● MATERIAL SHOWN
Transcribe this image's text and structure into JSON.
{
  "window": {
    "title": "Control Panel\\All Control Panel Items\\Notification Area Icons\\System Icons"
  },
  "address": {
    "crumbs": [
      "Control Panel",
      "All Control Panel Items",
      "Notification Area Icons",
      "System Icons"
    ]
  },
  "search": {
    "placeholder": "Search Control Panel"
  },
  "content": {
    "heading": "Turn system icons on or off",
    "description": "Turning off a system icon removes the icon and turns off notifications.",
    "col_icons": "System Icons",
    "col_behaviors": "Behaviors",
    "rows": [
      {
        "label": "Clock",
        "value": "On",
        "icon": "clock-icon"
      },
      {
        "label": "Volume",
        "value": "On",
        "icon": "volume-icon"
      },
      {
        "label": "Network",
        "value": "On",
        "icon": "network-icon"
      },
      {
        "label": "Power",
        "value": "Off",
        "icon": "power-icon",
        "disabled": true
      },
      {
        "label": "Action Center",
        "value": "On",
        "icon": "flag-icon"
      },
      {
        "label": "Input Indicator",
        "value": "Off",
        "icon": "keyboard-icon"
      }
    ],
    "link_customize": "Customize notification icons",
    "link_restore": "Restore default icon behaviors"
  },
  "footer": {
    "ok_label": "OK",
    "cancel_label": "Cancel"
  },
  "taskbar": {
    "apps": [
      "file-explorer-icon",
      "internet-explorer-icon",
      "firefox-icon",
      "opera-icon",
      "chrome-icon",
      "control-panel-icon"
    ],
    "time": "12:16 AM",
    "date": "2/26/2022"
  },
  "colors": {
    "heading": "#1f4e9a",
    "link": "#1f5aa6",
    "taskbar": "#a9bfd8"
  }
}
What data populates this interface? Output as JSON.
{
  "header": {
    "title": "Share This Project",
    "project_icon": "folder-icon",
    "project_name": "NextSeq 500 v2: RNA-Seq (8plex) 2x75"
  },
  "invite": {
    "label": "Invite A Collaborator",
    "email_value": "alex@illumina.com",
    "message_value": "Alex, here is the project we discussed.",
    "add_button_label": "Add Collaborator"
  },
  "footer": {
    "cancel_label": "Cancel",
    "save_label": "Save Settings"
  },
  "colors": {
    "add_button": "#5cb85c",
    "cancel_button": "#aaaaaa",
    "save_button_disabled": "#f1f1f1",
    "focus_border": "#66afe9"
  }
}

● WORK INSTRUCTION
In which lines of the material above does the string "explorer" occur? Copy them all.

● SOLUTION FOR THIS PROBLEM
      "file-explorer-icon",
      "internet-explorer-icon",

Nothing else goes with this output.